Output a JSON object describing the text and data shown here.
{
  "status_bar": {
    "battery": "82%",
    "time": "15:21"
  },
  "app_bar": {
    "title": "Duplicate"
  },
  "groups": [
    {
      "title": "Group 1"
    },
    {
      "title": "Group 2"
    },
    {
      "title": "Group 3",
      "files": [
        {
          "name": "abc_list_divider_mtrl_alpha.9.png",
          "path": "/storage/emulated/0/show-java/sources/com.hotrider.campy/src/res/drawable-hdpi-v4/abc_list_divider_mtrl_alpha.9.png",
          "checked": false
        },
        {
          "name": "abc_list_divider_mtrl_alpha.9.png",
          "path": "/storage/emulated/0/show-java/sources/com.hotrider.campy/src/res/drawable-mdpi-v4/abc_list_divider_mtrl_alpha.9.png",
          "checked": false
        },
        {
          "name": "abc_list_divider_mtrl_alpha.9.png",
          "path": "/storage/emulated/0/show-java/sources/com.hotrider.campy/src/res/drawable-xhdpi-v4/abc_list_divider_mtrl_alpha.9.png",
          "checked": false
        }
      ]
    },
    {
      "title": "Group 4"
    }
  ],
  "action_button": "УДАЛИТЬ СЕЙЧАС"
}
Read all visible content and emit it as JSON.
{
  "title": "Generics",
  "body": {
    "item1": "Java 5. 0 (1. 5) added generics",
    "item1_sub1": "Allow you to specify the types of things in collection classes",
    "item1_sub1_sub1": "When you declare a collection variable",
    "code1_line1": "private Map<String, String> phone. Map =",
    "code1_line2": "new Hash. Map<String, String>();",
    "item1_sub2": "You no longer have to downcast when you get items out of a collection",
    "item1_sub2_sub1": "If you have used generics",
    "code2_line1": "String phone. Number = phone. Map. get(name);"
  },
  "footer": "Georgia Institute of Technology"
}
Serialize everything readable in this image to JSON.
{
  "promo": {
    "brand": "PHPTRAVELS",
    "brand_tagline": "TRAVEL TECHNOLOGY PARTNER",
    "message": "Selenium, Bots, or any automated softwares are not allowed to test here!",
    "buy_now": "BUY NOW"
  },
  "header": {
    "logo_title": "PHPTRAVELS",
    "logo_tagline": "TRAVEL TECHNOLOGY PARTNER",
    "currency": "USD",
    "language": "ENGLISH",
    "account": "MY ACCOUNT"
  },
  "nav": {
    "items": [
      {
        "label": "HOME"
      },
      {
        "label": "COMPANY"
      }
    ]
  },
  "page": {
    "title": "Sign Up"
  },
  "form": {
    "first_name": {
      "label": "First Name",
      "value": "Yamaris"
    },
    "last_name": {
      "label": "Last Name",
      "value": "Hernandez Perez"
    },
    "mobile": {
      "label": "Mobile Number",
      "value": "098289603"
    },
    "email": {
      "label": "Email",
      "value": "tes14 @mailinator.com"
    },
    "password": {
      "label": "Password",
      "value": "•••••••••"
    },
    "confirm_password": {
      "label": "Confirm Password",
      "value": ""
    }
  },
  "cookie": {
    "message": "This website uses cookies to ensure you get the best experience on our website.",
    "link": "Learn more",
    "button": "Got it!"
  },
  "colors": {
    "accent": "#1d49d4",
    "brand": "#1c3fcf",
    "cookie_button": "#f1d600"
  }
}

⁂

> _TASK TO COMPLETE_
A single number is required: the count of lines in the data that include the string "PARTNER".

> _ANSWER TO THIS PROBLEM_
2